I have come across so many people who know little to nothing about the country. From what I’ve gathered, unless you, your family or friends are from Dominica, you know nothing of Dominica. I guess I can see why; it’s not as commercialised as the other islands (Jamaica being one of the long standing examples) and I think it’s safe to say Dominica is one of the smallest islands in the Caribbean.

Though there is an element of truth to that, Dominica is still a place I will always love. I mean, it’s not everybody’s cup of tea – I’ll grant you that. If you’re looking for a country full of entertainment with a busy Parisian/ New York/ London nightlife – Dominica is not the place for you. If you’re looking for an island which is easily accessible with plenty of convenient modes of transport – Dominica is not the place for you. If you’re looking for a place with mass tourism and overcrowded beaches – again – Dominica is not the place for you. But what you will find, is something much more.


There certainly is a level of peace and quietness to the island, but “boring” is not a word I would personally use to describe it, it’s just at a different pace. Where I live (here in England), there is always something to do and some event to find yourself at. The bars are always open, the malls close late and there’s a cinema positioned every few miles from your local city center. Each time I visit Dominica, on the other hand, I find myself enjoying the little things which the Commonwealth has to offer:

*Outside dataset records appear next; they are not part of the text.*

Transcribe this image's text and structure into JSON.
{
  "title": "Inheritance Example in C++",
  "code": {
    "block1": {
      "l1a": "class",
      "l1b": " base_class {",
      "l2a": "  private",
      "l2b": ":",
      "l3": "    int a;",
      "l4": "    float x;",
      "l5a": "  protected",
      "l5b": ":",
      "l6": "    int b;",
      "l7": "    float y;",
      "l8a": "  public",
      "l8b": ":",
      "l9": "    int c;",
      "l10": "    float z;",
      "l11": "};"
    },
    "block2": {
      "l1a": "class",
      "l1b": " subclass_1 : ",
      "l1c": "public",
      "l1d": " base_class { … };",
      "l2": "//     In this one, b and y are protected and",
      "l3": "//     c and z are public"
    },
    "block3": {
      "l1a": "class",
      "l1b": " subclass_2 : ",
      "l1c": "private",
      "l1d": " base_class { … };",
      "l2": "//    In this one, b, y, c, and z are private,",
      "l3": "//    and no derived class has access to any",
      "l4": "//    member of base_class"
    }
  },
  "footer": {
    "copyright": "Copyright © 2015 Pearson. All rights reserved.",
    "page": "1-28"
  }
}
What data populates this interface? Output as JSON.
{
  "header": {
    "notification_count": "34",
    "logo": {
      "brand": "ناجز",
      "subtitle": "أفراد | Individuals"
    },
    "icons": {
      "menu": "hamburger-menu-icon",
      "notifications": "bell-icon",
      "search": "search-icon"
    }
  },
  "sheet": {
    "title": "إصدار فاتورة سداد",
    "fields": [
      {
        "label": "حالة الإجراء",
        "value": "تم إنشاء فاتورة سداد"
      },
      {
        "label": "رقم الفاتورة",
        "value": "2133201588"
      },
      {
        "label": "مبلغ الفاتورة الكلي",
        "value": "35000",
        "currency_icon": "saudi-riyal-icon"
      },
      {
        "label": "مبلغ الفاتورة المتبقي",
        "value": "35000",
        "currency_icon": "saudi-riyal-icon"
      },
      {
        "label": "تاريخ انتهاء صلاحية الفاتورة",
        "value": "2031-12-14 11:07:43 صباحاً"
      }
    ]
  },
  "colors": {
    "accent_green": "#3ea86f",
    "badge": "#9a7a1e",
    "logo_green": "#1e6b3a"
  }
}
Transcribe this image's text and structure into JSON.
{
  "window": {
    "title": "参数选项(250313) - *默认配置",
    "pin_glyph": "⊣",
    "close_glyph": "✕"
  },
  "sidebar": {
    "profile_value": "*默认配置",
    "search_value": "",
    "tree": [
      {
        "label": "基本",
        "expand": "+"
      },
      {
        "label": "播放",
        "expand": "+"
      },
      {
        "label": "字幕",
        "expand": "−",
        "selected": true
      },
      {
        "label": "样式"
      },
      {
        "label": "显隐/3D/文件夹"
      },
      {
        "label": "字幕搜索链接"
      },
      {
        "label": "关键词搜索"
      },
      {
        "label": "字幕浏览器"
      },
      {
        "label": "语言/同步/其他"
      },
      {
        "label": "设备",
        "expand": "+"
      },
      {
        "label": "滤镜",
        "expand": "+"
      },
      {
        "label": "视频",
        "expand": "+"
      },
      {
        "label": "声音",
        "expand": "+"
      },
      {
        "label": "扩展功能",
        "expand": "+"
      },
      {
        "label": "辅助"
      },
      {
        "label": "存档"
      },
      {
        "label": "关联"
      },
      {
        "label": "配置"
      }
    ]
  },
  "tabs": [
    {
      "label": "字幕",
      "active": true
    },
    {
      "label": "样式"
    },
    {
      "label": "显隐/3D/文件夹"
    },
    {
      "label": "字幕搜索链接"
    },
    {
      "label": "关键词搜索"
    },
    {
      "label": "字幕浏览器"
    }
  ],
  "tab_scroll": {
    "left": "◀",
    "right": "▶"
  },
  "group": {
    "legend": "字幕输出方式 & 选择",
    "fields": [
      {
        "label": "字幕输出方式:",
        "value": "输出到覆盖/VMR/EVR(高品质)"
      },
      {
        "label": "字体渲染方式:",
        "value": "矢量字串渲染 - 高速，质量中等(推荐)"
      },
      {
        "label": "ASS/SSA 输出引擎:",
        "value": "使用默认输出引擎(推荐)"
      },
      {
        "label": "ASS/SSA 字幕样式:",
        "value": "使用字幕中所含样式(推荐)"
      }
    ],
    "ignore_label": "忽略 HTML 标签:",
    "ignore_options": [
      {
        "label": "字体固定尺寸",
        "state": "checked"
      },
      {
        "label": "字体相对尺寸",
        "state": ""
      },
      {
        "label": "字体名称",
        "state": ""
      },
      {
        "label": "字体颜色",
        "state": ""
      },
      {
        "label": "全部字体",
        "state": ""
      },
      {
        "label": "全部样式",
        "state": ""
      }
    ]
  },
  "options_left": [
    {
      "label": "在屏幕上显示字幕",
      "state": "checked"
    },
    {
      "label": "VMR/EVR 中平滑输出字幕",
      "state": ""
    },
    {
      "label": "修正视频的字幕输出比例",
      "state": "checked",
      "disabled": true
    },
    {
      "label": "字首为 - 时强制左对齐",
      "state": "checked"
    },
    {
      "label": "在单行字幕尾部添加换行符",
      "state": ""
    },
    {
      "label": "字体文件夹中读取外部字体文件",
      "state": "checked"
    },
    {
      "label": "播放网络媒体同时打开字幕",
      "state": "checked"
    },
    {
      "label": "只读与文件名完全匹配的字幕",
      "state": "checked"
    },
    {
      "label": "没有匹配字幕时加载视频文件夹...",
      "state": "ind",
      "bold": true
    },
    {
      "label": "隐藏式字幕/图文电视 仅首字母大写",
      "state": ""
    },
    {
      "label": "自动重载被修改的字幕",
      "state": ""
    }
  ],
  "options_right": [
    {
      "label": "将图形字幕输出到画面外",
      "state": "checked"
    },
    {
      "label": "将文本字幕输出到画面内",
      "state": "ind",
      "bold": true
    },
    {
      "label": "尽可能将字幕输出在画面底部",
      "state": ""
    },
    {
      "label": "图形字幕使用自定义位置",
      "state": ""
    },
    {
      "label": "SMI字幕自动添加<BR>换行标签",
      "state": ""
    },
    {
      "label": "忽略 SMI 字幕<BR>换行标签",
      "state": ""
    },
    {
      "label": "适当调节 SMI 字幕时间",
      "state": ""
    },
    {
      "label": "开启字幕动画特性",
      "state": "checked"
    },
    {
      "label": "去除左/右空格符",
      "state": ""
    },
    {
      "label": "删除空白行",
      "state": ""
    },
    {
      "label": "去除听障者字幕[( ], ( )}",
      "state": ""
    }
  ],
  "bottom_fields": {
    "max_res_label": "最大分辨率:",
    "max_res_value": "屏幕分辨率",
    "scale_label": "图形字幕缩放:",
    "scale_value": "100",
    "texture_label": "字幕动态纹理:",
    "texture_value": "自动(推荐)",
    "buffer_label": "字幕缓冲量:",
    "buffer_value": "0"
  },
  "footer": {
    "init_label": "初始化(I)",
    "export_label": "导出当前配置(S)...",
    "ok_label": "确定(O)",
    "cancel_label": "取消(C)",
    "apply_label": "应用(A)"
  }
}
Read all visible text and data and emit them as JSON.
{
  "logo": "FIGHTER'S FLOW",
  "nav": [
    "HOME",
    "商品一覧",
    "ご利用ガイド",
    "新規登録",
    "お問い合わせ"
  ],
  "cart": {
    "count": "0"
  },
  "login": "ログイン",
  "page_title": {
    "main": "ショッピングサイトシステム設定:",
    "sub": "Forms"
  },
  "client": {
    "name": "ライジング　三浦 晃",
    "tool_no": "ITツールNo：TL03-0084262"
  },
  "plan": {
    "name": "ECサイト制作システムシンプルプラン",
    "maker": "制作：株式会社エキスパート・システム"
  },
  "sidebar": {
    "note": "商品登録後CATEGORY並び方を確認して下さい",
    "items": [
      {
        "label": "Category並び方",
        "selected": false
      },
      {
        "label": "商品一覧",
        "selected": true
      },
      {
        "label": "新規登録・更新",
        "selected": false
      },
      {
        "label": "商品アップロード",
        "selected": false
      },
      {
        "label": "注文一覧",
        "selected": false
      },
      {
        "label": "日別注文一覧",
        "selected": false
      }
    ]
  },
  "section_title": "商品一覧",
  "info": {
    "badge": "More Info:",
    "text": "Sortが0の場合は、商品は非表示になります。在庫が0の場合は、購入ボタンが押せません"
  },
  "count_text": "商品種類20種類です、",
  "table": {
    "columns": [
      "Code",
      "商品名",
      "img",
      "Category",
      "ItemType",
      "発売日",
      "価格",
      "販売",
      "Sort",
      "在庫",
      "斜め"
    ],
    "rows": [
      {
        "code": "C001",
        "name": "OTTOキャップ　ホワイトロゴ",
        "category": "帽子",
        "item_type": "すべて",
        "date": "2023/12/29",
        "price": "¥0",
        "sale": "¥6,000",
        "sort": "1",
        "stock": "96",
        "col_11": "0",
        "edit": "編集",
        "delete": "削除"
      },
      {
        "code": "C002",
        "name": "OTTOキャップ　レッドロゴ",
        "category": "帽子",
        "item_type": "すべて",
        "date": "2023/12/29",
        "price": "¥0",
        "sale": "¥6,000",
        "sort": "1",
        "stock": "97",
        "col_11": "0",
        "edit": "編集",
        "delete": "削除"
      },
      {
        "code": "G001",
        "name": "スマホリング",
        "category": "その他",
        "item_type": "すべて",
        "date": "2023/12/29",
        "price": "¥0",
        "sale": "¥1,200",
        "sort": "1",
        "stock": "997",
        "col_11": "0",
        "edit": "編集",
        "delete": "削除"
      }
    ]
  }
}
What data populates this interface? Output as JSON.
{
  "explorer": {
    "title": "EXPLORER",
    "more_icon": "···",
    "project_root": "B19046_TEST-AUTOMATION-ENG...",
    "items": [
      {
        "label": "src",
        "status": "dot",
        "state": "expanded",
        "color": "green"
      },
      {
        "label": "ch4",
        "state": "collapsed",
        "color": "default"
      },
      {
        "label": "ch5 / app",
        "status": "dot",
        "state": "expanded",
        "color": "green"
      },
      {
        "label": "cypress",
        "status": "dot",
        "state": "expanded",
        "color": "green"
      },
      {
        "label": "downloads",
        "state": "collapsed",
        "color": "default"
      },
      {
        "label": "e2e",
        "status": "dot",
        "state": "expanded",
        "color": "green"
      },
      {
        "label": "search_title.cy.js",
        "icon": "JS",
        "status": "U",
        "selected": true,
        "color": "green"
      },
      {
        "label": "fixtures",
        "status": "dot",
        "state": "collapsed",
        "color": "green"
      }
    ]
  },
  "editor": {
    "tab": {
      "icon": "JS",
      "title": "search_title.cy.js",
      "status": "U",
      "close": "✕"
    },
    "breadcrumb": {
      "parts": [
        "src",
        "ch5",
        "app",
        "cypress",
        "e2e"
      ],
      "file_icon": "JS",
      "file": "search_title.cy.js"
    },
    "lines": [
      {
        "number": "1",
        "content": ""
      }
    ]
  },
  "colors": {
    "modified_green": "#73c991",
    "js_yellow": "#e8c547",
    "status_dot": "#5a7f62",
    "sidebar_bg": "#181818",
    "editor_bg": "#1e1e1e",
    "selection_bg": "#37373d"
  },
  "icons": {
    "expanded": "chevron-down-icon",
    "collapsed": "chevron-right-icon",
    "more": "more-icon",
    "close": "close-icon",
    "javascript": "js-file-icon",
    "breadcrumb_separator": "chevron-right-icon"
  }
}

  • The ripe Julie Mangos falling gracefully through the trees
  • The smell of roasted breadfruit
  • The unclouded skies
  • The warm, fresh air
  • The clear river water
  • The sandy beaches
  • The aesthetically pleasing nature
  • The tourist attractions (boat trips, whale watching, snorkeling)
  • The sound of dominoes being slammed against the table
  • The energy and rhythm in the Dominican accent
  • The bouyon music playing at a disturbingly loud volume from across the street
  • The awkward encounters with free roaming chickens and goats
  • The humor of jokes spoken in creole
  • The wisdom in my grandmother’s voice

I’ve never felt more comfortable and at peace with myself than when in Dominica. But don’t get me wrong – there is a social scene on the island – you just need to know where to look. There are festivals and parties aplenty. Carnivals and fetes galore. Take a hike and admire God’s creation – you’ll soon see why they call Dominica the Nature Island of the Caribbean.

Dominica may not be the place for you. But it’s the place for me. It’s home. Where’s yours?


Makhala Kirwan

Edmay’s Story


This is my grandmother,
Edmay is her name.
Some call her Babay,
Her “claim to fame”.

I thought I’d share a story,
With a little rhyme.
We start in 1924,
With a Once Upon A Time.

She came into the world,
Wide-eyed and rosy-cheeked.
Never did we know
That one day she would meet….

The man who would give me
Uncle’s Mark and Sento,
After many hours in labour
She bravely spent though.

Somewhere along the way,
Grandad Harold she married.
And shortly after that,
10 more children she carried.

Felina, Isaline, Titus too.
Sarah, Philemon and Hyacinth, who knew?
Vincent, Matilda and Adam the ‘beast’,
And little old Abel….
The last (but not least).

Never could we have known
We would have such a huge clan.
But that was a part of
My God’s special plan.

12 children, 28 grandkids
And 30 [plus] greats.
Through Him alone she managed
So many things on her plate.

Here ends the story,
And what I wanted to say,
Was “I love you dear Grandma,
And Happy Mother’s Day.”


Alternate Names For Black Boys

By Danez Smith

1.   smoke above the burning bush
2.   archnemesis of summer night
3.   first son of soil
4.   coal awaiting spark & wind
5.   guilty until proven dead
6.   oil heavy starlight
7.   monster until proven ghost
8.   gone
9.   phoenix who forgets to un-ash
10. going, going, gone
11. gods of shovels & black veils
12. what once passed for kindling
13. fireworks at dawn
14. brilliant, shadow hued coral
15. (I thought to leave this blank
       but who am I to name us nothing?)
16. prayer who learned to bite & sprint
17. a mother’s joy & clutched breath